### TASK GOAL:
Only the lines of the data holding the string "title" need to be returned.

[Page and application data records]
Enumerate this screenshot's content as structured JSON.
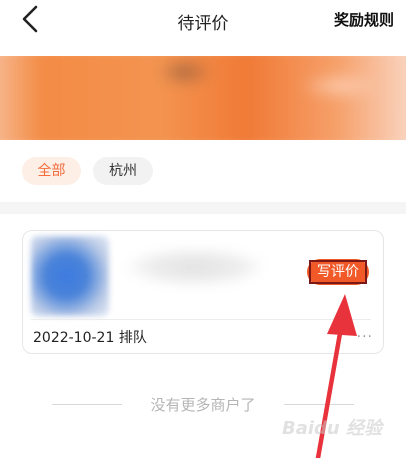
{
  "header": {
    "title": "待评价",
    "rules_label": "奖励规则"
  },
  "filters": [
    {
      "label": "全部"
    },
    {
      "label": "杭州"
    }
  ],
  "card": {
    "date": "2022-10-21",
    "status": "排队",
    "write_review_label": "写评价",
    "more_label": "..."
  },
  "footer": {
    "no_more_text": "没有更多商户了"
  },
  "watermark": {
    "text": "Baidu 经验"
  },
  "colors": {
    "accent": "#f15a28",
    "chip_active_bg": "#fdeee6",
    "annotation_arrow": "#e8323c"
  }
}
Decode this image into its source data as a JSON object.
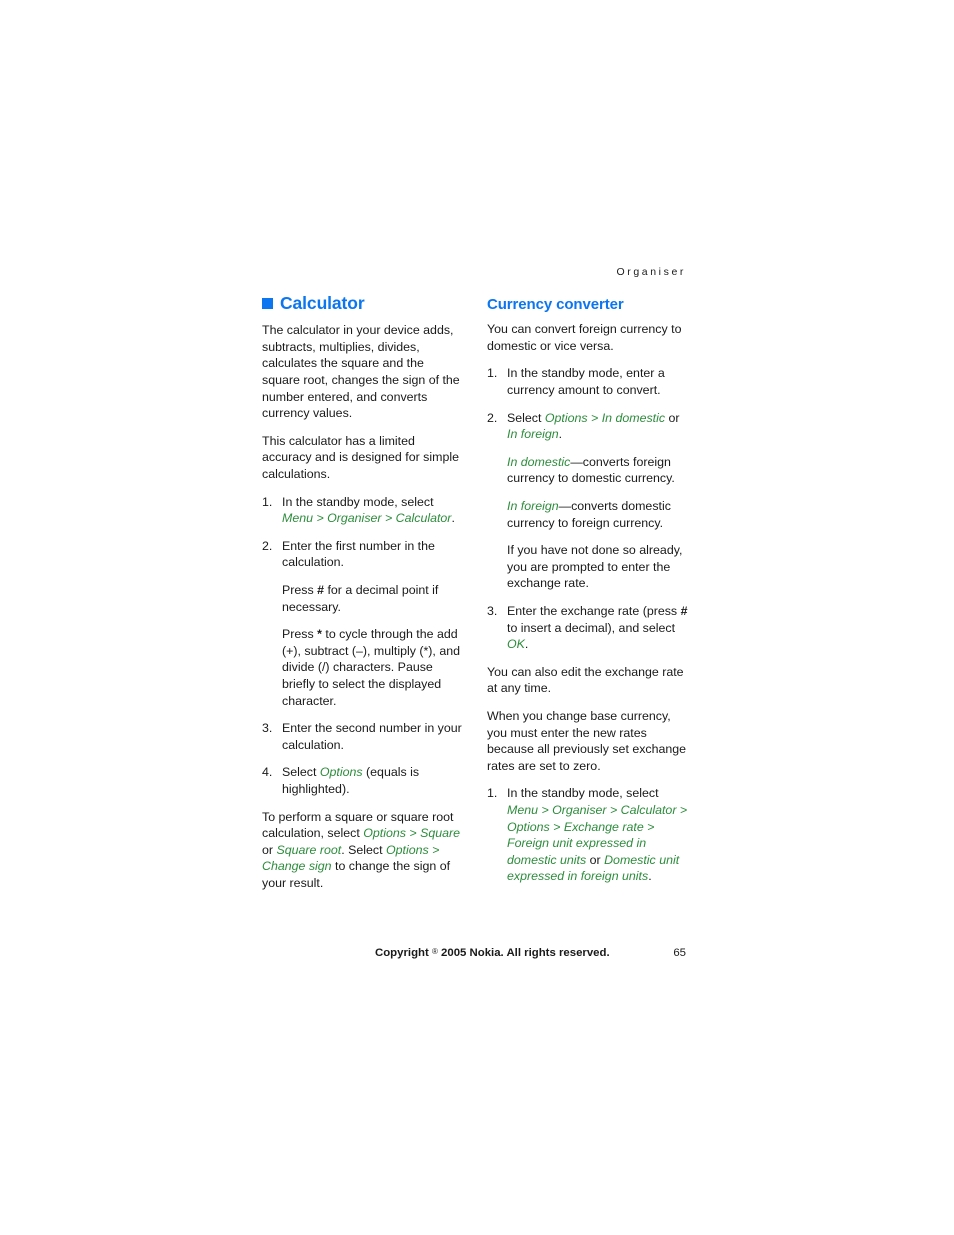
{
  "header": {
    "running_head": "Organiser"
  },
  "left_column": {
    "heading": "Calculator",
    "intro": "The calculator in your device adds, subtracts, multiplies, divides, calculates the square and the square root, changes the sign of the number entered, and converts currency values.",
    "accuracy_note": "This calculator has a limited accuracy and is designed for simple calculations.",
    "steps": [
      {
        "num": "1.",
        "text_1": "In the standby mode, select ",
        "menu_1": "Menu",
        "sep_1": " > ",
        "menu_2": "Organiser",
        "sep_2": " > ",
        "menu_3": "Calculator",
        "tail": "."
      },
      {
        "num": "2.",
        "text": "Enter the first number in the calculation.",
        "sub_1_pre": "Press ",
        "sub_1_key": "#",
        "sub_1_post": " for a decimal point if necessary.",
        "sub_2_pre": "Press ",
        "sub_2_key": "*",
        "sub_2_post": " to cycle through the add (+), subtract (–), multiply (*), and divide (/) characters. Pause briefly to select the displayed character."
      },
      {
        "num": "3.",
        "text": "Enter the second number in your calculation."
      },
      {
        "num": "4.",
        "text_1": "Select ",
        "menu_1": "Options",
        "tail": " (equals is highlighted)."
      }
    ],
    "square_para": {
      "t1": "To perform a square or square root calculation, select ",
      "m1": "Options",
      "t2": " > ",
      "m2": "Square",
      "t3": " or ",
      "m3": "Square root",
      "t4": ". Select ",
      "m4": "Options",
      "t5": " > ",
      "m5": "Change sign",
      "t6": " to change the sign of your result."
    }
  },
  "right_column": {
    "heading": "Currency converter",
    "intro": "You can convert foreign currency to domestic or vice versa.",
    "steps": [
      {
        "num": "1.",
        "text": "In the standby mode, enter a currency amount to convert."
      },
      {
        "num": "2.",
        "t1": "Select ",
        "m1": "Options",
        "t2": " > ",
        "m2": "In domestic",
        "t3": " or ",
        "m3": "In foreign",
        "t4": ".",
        "sub_1_menu": "In domestic",
        "sub_1_text": "—converts foreign currency to domestic currency.",
        "sub_2_menu": "In foreign",
        "sub_2_text": "—converts domestic currency to foreign currency.",
        "sub_3_text": "If you have not done so already, you are prompted to enter the exchange rate."
      },
      {
        "num": "3.",
        "t1": "Enter the exchange rate (press ",
        "k1": "#",
        "t2": " to insert a decimal), and select ",
        "m1": "OK",
        "t3": "."
      }
    ],
    "edit_note": "You can also edit the exchange rate at any time.",
    "base_currency_note": "When you change base currency, you must enter the new rates because all previously set exchange rates are set to zero.",
    "final_step": {
      "num": "1.",
      "t1": "In the standby mode, select ",
      "m1": "Menu",
      "t2": " > ",
      "m2": "Organiser ",
      "t3": " > ",
      "m3": "Calculator",
      "t4": " > ",
      "m4": "Options",
      "t5": " > ",
      "m5": "Exchange rate",
      "t6": " > ",
      "m6": "Foreign unit expressed in domestic units",
      "t7": " or ",
      "m7": "Domestic unit expressed in foreign units",
      "t8": "."
    }
  },
  "footer": {
    "copyright_pre": "Copyright ",
    "copyright_reg": "®",
    "copyright_post": " 2005 Nokia. All rights reserved.",
    "page_number": "65"
  },
  "colors": {
    "heading_blue": "#0b76ef",
    "menu_green": "#2d8c3c",
    "body_text": "#1a1a1a",
    "page_background": "#ffffff"
  }
}
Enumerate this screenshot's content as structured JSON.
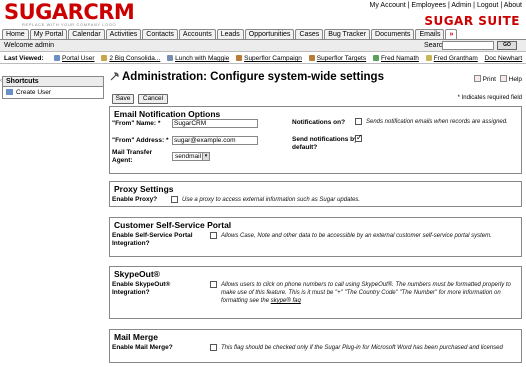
{
  "header": {
    "logo": "SUGARCRM",
    "logo_tag": "REPLACE WITH YOUR COMPANY LOGO",
    "suite_logo": "SUGAR SUITE",
    "top_links": [
      "My Account",
      "Employees",
      "Admin",
      "Logout",
      "About"
    ]
  },
  "tabs": [
    "Home",
    "My Portal",
    "Calendar",
    "Activities",
    "Contacts",
    "Accounts",
    "Leads",
    "Opportunities",
    "Cases",
    "Bug Tracker",
    "Documents",
    "Emails",
    "»"
  ],
  "welcome": {
    "text": "Welcome admin",
    "search_label": "Search",
    "search_value": "",
    "go_label": "GO"
  },
  "last_viewed": {
    "label": "Last Viewed:",
    "items": [
      "Portal User",
      "2 Big Consolida...",
      "Lunch with Maggie",
      "Superflor Campaign",
      "Superflor Targets",
      "Fred Namath",
      "Fred Grantham",
      "Doc Newhart"
    ]
  },
  "shortcuts": {
    "title": "Shortcuts",
    "items": [
      "Create User"
    ]
  },
  "page": {
    "title": "Administration: Configure system-wide settings",
    "print_label": "Print",
    "help_label": "Help",
    "save_label": "Save",
    "cancel_label": "Cancel",
    "required_note": "* Indicates required field"
  },
  "email": {
    "title": "Email Notification Options",
    "from_name_label": "\"From\" Name: *",
    "from_name_value": "SugarCRM",
    "from_address_label": "\"From\" Address: *",
    "from_address_value": "sugar@example.com",
    "mta_label": "Mail Transfer Agent:",
    "mta_value": "sendmail",
    "notifications_on_label": "Notifications on?",
    "notifications_on_desc": "Sends notification emails when records are assigned.",
    "send_default_label": "Send notifications by default?"
  },
  "proxy": {
    "title": "Proxy Settings",
    "enable_label": "Enable Proxy?",
    "enable_desc": "Use a proxy to access external information such as Sugar updates."
  },
  "portal": {
    "title": "Customer Self-Service Portal",
    "enable_label": "Enable Self-Service Portal Integration?",
    "enable_desc": "Allows Case, Note and other data to be accessible by an external customer self-service portal system."
  },
  "skype": {
    "title": "SkypeOut®",
    "enable_label": "Enable SkypeOut® Integration?",
    "enable_desc": "Allows users to click on phone numbers to call using SkypeOut®. The numbers must be formatted properly to make use of this feature. This is it must be \"+\" \"The Country Code\" \"The Number\" for more information on formatting see the",
    "faq_link": "skype® faq"
  },
  "mailmerge": {
    "title": "Mail Merge",
    "enable_label": "Enable Mail Merge?",
    "enable_desc": "This flag should be checked only if the Sugar Plug-in for Microsoft Word has been purchased and licensed"
  }
}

### OUTPUT OF THE EXERCISE:
    "title": "待评价",
    "title": "Shortcuts",
    "title": "Administration: Configure system-wide settings",
    "title": "Email Notification Options",
    "title": "Proxy Settings",
    "title": "Customer Self-Service Portal",
    "title": "SkypeOut®",
    "title": "Mail Merge",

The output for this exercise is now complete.